(Data records for software interfaces)
>>>
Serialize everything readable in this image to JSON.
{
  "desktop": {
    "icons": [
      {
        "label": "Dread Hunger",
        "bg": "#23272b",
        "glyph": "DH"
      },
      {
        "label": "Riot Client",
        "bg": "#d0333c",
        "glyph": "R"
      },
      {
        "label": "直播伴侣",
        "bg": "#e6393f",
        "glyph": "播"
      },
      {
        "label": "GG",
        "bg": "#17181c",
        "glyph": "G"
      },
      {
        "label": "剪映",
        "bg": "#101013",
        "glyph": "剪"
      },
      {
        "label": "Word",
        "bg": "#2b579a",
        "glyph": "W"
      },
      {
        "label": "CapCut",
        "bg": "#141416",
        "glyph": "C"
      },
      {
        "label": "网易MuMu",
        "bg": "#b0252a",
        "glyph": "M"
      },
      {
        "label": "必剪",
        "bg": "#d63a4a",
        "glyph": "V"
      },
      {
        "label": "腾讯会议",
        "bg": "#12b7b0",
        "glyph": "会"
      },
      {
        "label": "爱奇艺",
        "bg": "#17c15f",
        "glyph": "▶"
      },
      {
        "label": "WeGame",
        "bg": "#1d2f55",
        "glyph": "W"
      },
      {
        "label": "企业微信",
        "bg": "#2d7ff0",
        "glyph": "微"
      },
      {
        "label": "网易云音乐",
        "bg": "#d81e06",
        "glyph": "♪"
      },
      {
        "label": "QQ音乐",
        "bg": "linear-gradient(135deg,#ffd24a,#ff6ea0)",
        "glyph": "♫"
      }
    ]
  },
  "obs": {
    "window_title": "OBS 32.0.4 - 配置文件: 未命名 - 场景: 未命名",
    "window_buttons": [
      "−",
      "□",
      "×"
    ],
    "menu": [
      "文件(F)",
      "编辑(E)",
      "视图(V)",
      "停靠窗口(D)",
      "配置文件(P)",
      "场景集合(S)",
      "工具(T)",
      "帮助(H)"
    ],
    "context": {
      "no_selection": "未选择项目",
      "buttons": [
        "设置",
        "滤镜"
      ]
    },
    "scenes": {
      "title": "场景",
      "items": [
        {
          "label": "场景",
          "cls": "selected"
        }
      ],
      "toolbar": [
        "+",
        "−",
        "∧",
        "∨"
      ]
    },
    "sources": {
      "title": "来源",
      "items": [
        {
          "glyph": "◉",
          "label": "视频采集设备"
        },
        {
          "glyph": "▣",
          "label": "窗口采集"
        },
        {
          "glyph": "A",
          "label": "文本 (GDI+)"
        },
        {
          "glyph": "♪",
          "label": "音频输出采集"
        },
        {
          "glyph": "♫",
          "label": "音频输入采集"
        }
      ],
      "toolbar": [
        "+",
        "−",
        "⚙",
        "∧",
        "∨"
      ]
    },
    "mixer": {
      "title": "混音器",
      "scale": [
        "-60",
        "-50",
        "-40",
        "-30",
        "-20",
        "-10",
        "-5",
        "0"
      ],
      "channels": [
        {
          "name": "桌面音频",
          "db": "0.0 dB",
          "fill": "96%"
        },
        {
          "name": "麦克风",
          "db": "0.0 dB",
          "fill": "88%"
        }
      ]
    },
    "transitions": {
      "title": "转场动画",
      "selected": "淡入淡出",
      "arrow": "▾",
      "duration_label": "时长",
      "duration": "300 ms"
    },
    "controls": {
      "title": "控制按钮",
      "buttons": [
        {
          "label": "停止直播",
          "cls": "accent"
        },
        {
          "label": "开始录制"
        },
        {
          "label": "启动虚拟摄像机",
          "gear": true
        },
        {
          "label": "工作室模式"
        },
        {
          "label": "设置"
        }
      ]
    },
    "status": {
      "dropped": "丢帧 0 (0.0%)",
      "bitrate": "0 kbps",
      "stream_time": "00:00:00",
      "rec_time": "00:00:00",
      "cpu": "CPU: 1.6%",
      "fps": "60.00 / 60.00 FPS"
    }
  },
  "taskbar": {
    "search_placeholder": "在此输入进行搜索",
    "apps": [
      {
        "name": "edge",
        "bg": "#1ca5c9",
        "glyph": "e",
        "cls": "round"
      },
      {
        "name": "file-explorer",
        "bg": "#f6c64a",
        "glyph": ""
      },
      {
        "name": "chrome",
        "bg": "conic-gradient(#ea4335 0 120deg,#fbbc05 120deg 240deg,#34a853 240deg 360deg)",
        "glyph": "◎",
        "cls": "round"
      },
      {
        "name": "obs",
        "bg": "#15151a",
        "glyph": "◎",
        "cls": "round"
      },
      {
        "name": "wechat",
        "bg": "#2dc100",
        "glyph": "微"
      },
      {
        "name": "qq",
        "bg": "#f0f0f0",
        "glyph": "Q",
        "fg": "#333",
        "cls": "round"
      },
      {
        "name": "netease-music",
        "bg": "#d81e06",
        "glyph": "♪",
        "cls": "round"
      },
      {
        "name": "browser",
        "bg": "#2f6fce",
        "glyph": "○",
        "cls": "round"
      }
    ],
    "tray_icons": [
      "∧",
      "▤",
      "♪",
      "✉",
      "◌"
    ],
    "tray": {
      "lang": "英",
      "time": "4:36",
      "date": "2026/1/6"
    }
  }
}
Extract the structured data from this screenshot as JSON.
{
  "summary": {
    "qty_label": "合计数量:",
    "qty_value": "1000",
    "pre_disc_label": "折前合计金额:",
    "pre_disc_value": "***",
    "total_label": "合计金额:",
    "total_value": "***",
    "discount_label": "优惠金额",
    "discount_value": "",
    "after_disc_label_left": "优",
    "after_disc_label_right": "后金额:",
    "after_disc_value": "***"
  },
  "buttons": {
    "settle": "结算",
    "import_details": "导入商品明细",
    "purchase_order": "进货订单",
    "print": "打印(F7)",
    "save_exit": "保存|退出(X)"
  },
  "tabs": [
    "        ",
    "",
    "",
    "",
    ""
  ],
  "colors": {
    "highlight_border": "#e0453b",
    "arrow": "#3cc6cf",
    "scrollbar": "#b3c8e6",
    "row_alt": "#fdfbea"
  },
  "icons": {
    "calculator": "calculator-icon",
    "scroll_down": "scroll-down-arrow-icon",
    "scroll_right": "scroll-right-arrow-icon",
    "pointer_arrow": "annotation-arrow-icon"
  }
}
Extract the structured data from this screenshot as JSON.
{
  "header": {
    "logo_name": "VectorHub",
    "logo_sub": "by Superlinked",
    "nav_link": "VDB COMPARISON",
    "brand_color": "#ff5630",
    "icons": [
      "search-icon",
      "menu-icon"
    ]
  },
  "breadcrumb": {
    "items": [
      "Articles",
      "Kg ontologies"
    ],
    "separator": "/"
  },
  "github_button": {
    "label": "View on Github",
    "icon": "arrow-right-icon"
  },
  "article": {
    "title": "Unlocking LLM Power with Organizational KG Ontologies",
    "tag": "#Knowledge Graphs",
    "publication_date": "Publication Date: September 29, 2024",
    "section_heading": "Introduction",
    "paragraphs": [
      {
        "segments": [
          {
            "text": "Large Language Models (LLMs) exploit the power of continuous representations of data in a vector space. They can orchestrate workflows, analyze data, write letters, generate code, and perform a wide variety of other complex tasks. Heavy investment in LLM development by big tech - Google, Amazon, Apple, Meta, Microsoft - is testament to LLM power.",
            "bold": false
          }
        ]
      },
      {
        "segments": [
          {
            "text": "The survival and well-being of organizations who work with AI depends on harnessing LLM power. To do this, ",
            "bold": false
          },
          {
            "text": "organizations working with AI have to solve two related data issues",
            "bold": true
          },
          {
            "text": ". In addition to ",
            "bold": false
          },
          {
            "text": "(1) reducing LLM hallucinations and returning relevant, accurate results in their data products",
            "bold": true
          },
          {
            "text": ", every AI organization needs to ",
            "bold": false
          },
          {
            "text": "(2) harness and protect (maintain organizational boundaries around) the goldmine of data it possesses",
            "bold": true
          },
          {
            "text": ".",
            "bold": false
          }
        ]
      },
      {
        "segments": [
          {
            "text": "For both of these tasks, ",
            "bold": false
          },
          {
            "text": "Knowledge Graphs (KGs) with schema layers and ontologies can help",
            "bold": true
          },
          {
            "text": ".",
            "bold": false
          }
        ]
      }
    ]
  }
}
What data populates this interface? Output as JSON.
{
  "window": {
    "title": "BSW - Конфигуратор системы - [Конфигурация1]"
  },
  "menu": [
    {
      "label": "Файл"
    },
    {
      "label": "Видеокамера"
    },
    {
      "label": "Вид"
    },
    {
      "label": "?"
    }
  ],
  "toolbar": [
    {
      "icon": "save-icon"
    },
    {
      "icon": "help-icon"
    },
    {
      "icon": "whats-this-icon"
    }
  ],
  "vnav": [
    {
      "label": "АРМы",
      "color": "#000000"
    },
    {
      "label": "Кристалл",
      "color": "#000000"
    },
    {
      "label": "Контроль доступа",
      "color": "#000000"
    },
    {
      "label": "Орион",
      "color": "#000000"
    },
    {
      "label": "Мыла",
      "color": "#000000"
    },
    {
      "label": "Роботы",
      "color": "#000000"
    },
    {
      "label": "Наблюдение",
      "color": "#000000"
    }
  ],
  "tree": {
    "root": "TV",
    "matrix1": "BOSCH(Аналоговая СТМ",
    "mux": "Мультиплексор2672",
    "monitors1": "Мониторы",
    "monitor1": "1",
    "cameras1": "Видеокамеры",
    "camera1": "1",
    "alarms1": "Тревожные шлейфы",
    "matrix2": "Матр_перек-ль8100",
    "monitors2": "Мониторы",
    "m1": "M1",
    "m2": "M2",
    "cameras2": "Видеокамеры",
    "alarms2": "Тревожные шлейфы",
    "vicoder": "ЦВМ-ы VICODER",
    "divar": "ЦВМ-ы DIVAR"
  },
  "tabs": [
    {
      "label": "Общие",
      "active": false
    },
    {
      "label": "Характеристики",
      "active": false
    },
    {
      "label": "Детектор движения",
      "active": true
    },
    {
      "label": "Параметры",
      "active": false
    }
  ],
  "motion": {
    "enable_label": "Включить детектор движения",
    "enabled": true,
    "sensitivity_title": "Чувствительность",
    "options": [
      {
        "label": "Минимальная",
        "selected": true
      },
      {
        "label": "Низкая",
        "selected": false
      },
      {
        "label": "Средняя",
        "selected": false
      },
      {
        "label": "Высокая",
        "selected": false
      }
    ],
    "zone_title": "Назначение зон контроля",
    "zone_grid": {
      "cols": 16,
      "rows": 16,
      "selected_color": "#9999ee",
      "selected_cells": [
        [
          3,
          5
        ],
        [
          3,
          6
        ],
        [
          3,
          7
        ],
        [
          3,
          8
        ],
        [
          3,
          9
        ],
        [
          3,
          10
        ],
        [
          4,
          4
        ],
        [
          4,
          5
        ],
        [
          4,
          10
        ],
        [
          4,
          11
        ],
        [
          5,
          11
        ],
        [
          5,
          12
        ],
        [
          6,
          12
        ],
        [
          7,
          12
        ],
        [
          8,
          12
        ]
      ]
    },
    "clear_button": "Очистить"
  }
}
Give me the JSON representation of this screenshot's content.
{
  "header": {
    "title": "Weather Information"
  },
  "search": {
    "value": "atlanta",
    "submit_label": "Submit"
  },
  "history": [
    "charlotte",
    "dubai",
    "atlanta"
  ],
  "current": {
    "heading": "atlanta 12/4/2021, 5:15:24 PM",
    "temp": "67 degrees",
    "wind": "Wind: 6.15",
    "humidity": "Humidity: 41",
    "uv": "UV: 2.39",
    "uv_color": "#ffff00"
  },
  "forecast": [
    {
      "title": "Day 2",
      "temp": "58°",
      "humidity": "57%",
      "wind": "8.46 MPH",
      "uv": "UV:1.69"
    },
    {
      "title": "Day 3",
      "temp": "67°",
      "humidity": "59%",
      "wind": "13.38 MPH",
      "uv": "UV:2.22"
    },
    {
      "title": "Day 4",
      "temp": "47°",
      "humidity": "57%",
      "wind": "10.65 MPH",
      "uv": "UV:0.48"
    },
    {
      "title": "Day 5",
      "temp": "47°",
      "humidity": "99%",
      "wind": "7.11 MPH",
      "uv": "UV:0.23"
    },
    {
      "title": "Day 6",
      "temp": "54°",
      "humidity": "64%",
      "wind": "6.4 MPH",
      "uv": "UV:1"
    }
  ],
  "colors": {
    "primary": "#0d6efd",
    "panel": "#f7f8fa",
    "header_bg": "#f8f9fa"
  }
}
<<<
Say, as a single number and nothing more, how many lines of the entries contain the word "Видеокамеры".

OUTPUT BELOW.
2